- _Problem to solve_
Restate all of the material, keeping every line identical to the original.

- _Data section_
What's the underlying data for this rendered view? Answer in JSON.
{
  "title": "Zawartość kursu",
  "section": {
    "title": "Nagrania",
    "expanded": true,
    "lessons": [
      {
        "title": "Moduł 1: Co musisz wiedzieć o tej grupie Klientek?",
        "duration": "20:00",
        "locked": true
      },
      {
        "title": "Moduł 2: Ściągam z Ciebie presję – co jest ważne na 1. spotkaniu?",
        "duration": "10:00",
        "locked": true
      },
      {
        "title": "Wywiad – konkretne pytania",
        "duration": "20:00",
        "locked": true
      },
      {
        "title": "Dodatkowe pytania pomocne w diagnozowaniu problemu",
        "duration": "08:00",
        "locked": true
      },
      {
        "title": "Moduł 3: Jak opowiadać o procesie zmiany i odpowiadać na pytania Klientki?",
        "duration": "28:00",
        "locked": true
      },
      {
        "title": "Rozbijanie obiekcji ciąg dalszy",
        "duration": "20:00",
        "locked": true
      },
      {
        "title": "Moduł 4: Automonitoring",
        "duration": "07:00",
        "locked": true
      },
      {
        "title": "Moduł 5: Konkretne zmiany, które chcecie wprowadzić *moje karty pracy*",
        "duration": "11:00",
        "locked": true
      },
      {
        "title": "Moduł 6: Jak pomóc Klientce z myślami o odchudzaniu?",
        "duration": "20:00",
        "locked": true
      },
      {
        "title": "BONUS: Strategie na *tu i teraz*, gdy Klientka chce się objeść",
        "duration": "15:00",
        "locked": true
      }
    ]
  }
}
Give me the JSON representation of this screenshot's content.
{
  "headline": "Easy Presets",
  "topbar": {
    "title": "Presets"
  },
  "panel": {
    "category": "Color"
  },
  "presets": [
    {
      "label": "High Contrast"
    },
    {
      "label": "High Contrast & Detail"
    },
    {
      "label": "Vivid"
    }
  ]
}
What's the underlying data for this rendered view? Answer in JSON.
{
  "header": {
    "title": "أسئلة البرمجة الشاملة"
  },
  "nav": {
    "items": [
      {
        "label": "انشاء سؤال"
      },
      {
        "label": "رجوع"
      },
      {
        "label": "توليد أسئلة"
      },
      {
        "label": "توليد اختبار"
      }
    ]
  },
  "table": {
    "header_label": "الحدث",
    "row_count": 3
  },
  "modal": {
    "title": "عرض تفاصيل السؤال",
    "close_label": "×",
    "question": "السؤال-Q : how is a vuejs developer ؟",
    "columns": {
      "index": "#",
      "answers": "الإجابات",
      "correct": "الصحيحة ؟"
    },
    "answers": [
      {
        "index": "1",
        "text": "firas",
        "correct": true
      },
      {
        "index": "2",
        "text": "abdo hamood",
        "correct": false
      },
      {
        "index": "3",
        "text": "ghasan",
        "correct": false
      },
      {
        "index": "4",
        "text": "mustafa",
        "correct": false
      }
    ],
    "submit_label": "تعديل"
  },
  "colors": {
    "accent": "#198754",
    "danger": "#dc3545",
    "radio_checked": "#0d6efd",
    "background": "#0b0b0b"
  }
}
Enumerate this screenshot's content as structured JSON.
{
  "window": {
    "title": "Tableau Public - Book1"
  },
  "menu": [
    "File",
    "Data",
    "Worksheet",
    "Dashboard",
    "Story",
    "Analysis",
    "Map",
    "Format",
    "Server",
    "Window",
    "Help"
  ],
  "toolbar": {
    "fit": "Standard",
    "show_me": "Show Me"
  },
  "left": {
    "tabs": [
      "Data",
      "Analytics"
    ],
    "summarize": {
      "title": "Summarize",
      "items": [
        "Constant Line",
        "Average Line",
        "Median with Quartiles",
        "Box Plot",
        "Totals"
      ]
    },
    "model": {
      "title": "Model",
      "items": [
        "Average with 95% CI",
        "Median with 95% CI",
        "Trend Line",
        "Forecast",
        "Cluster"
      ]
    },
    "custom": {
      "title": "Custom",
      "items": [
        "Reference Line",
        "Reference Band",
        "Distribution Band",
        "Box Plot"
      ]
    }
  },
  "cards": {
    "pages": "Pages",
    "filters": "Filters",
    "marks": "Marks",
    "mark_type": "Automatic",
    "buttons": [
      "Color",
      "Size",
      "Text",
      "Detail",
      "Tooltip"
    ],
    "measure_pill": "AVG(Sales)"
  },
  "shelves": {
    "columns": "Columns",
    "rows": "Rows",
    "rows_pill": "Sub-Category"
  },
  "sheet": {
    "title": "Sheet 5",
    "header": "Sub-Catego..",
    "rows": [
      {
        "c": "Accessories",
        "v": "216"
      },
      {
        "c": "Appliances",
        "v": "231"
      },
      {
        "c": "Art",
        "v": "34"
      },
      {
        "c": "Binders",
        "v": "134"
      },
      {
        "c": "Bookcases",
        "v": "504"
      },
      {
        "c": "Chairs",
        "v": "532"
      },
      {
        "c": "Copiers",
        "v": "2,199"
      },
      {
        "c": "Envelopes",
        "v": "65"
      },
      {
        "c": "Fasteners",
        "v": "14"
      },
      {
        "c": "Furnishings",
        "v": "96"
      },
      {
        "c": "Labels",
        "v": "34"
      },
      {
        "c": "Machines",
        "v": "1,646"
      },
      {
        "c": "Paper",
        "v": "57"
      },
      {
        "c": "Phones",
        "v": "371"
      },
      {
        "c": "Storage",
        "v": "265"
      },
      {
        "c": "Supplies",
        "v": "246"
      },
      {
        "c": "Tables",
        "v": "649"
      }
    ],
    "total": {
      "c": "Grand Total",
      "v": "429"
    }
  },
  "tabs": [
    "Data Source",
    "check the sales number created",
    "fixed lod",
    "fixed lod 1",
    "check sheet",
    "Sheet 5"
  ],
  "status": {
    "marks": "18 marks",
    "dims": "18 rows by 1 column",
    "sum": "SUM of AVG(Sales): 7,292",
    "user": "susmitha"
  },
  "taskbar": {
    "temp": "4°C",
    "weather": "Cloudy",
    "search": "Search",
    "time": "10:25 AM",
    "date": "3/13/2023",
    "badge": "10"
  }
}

- _Task response_
What's the underlying data for this rendered view? Answer in JSON.
{
  "title": "Zawartość kursu",
  "section": {
    "title": "Nagrania",
    "expanded": true,
    "lessons": [
      {
        "title": "Moduł 1: Co musisz wiedzieć o tej grupie Klientek?",
        "duration": "20:00",
        "locked": true
      },
      {
        "title": "Moduł 2: Ściągam z Ciebie presję – co jest ważne na 1. spotkaniu?",
        "duration": "10:00",
        "locked": true
      },
      {
        "title": "Wywiad – konkretne pytania",
        "duration": "20:00",
        "locked": true
      },
      {
        "title": "Dodatkowe pytania pomocne w diagnozowaniu problemu",
        "duration": "08:00",
        "locked": true
      },
      {
        "title": "Moduł 3: Jak opowiadać o procesie zmiany i odpowiadać na pytania Klientki?",
        "duration": "28:00",
        "locked": true
      },
      {
        "title": "Rozbijanie obiekcji ciąg dalszy",
        "duration": "20:00",
        "locked": true
      },
      {
        "title": "Moduł 4: Automonitoring",
        "duration": "07:00",
        "locked": true
      },
      {
        "title": "Moduł 5: Konkretne zmiany, które chcecie wprowadzić *moje karty pracy*",
        "duration": "11:00",
        "locked": true
      },
      {
        "title": "Moduł 6: Jak pomóc Klientce z myślami o odchudzaniu?",
        "duration": "20:00",
        "locked": true
      },
      {
        "title": "BONUS: Strategie na *tu i teraz*, gdy Klientka chce się objeść",
        "duration": "15:00",
        "locked": true
      }
    ]
  }
}
Give me the JSON representation of this screenshot's content.
{
  "headline": "Easy Presets",
  "topbar": {
    "title": "Presets"
  },
  "panel": {
    "category": "Color"
  },
  "presets": [
    {
      "label": "High Contrast"
    },
    {
      "label": "High Contrast & Detail"
    },
    {
      "label": "Vivid"
    }
  ]
}
What's the underlying data for this rendered view? Answer in JSON.
{
  "header": {
    "title": "أسئلة البرمجة الشاملة"
  },
  "nav": {
    "items": [
      {
        "label": "انشاء سؤال"
      },
      {
        "label": "رجوع"
      },
      {
        "label": "توليد أسئلة"
      },
      {
        "label": "توليد اختبار"
      }
    ]
  },
  "table": {
    "header_label": "الحدث",
    "row_count": 3
  },
  "modal": {
    "title": "عرض تفاصيل السؤال",
    "close_label": "×",
    "question": "السؤال-Q : how is a vuejs developer ؟",
    "columns": {
      "index": "#",
      "answers": "الإجابات",
      "correct": "الصحيحة ؟"
    },
    "answers": [
      {
        "index": "1",
        "text": "firas",
        "correct": true
      },
      {
        "index": "2",
        "text": "abdo hamood",
        "correct": false
      },
      {
        "index": "3",
        "text": "ghasan",
        "correct": false
      },
      {
        "index": "4",
        "text": "mustafa",
        "correct": false
      }
    ],
    "submit_label": "تعديل"
  },
  "colors": {
    "accent": "#198754",
    "danger": "#dc3545",
    "radio_checked": "#0d6efd",
    "background": "#0b0b0b"
  }
}
Enumerate this screenshot's content as structured JSON.
{
  "window": {
    "title": "Tableau Public - Book1"
  },
  "menu": [
    "File",
    "Data",
    "Worksheet",
    "Dashboard",
    "Story",
    "Analysis",
    "Map",
    "Format",
    "Server",
    "Window",
    "Help"
  ],
  "toolbar": {
    "fit": "Standard",
    "show_me": "Show Me"
  },
  "left": {
    "tabs": [
      "Data",
      "Analytics"
    ],
    "summarize": {
      "title": "Summarize",
      "items": [
        "Constant Line",
        "Average Line",
        "Median with Quartiles",
        "Box Plot",
        "Totals"
      ]
    },
    "model": {
      "title": "Model",
      "items": [
        "Average with 95% CI",
        "Median with 95% CI",
        "Trend Line",
        "Forecast",
        "Cluster"
      ]
    },
    "custom": {
      "title": "Custom",
      "items": [
        "Reference Line",
        "Reference Band",
        "Distribution Band",
        "Box Plot"
      ]
    }
  },
  "cards": {
    "pages": "Pages",
    "filters": "Filters",
    "marks": "Marks",
    "mark_type": "Automatic",
    "buttons": [
      "Color",
      "Size",
      "Text",
      "Detail",
      "Tooltip"
    ],
    "measure_pill": "AVG(Sales)"
  },
  "shelves": {
    "columns": "Columns",
    "rows": "Rows",
    "rows_pill": "Sub-Category"
  },
  "sheet": {
    "title": "Sheet 5",
    "header": "Sub-Catego..",
    "rows": [
      {
        "c": "Accessories",
        "v": "216"
      },
      {
        "c": "Appliances",
        "v": "231"
      },
      {
        "c": "Art",
        "v": "34"
      },
      {
        "c": "Binders",
        "v": "134"
      },
      {
        "c": "Bookcases",
        "v": "504"
      },
      {
        "c": "Chairs",
        "v": "532"
      },
      {
        "c": "Copiers",
        "v": "2,199"
      },
      {
        "c": "Envelopes",
        "v": "65"
      },
      {
        "c": "Fasteners",
        "v": "14"
      },
      {
        "c": "Furnishings",
        "v": "96"
      },
      {
        "c": "Labels",
        "v": "34"
      },
      {
        "c": "Machines",
        "v": "1,646"
      },
      {
        "c": "Paper",
        "v": "57"
      },
      {
        "c": "Phones",
        "v": "371"
      },
      {
        "c": "Storage",
        "v": "265"
      },
      {
        "c": "Supplies",
        "v": "246"
      },
      {
        "c": "Tables",
        "v": "649"
      }
    ],
    "total": {
      "c": "Grand Total",
      "v": "429"
    }
  },
  "tabs": [
    "Data Source",
    "check the sales number created",
    "fixed lod",
    "fixed lod 1",
    "check sheet",
    "Sheet 5"
  ],
  "status": {
    "marks": "18 marks",
    "dims": "18 rows by 1 column",
    "sum": "SUM of AVG(Sales): 7,292",
    "user": "susmitha"
  },
  "taskbar": {
    "temp": "4°C",
    "weather": "Cloudy",
    "search": "Search",
    "time": "10:25 AM",
    "date": "3/13/2023",
    "badge": "10"
  }
}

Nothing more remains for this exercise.